The Prophet Elijah’s feast day is July 20. I know that because it is my priestly ordination anniversary. I can’t say that I detect much of Elijah in myself, but that might be said of another priest ordained on that date, Cardinal Robert Sarah, who celebrates 50 years of priestly ordination this year. (Cardinal Peter Turkson, the other African curial cardinal, was also ordained on July 20, but in 1975, six years after Cardinal Sarah.)
As a young archbishop in his native Guinea, still in his 30s, Sarah was marked out to be murdered by the tyrants who ruled his country and found him insufficiently submissive. Like Elijah, he knows what it means to be hunted by the king.
In recent years Cardinal Sarah has shifted towards a more prophetic mode, warning us in a series of books and speeches that an apostasy is underway in many parts of the world, and in some parts of the Church. There is something of Elijah – speaking for the faith in a time of infidelity – in that too. He shocked many with his address at the 2015 synod on the family, when he spoke of “Beasts of the Apocalypse” in regard to Western decadence and jihadist extremism. Cardinal Sarah never went to the finishing school where many bishops learn how to speak without ever giving offence.
That parrhesia (boldness in speech) might have endeared him to Pope Francis, who promoted him from the Pontifical Council Cor Unum, which dispenses corporal works of charity on behalf of the pope, to the Congregation for Divine Worship. But since that appointment in 2014, Cardinal Sarah has been marginalised. The inner circle around the Holy Father only care for “prophetic” voices of a certain kind, the kind that, in the manner of progressive NGOs, hurl condemnatory judgments at big corporations and wealthy countries. Cardinal Sarah is not of that kind, as he pays rather too much attention to adherence to God in the household of faith. His book, after all, was called God or Nothing.

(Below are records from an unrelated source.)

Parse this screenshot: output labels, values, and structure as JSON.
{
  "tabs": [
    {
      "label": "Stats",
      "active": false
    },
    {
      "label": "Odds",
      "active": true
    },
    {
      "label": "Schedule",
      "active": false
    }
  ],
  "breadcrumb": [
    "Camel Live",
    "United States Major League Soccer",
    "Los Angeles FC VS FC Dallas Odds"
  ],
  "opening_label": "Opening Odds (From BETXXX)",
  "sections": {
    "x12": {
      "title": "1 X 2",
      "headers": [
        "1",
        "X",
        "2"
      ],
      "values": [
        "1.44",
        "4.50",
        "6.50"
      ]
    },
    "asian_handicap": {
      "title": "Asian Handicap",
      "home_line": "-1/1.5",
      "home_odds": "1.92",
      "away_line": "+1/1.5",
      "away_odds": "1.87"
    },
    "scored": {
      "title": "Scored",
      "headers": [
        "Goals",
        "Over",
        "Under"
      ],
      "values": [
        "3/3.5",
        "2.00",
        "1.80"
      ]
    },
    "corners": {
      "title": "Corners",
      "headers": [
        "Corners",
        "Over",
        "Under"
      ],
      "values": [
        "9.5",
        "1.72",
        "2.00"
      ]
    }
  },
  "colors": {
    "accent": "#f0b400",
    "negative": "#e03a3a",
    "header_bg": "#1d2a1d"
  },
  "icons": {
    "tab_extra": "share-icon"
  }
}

He does not say what voices at the centre think voices at the periphery should say. He has been rather inconvenient in that regard and when his five-year term at Divine Worship is up this November, there will be many in the inner circle lobbying Pope Francis to give him the same treatment given to Cardinals Raymond Burke and Gerhard Müller – the unceremonious dismissal.
Which would be a great pity, and prematurely send into retirement a man who has understood so well the mission of the Church in our time. It’s not just that Sarah represents the flourishing of the missionary efforts in Africa, being one of the first native-born priests in Guinea. It is not even that he represents, to put it in Churchillian terms, the “new” Church coming to the rescue of the “old”. It’s that his service in the Roman Curia has given him a unique perspective on the essential mission of the Church.
‘The Church’s deepest nature is expressed in her three-fold responsibility,” wrote Benedict XVI in his first encyclical, Deus Caritas Est. “Proclaiming the word of God (kerygma-martyria), celebrating the sacraments (leitourgia), and exercising the ministry of charity (diakonia). These duties presuppose each other and are inseparable.”
Sarah was first brought to Rome in 2001 by St John Paul II, who appointed him secretary at the Congregation for the Evangelisation of Peoples (Propaganda Fidei), the Vatican department charged with overseeing the mission ad gentes (to the nations), the proclamation of the word of God. He was then appointed head of Cor Unum by Benedict XVI, the council which exercises the diakonia of the Holy Father.
Finally, he was promoted by Pope Francis to Divine Worship, where he was charged with the leitourgia. One should not identify leading a bureau with being seized with the animating mission of the same, as there are plenty of examples to the contrary. But in Cardinal Sarah we see a clear model of man who has lived – not just by appointment but by zeal and devotion – that triplex munera of the Church.
At 50 years, he is closer to the end than the beginning, but it is fondly to be hoped that he has many years of service remaining.
Fr Raymond J de Souza is a priest of the Archdiocese of Kingston, Ontario, and editor-in-chief of convivium.ca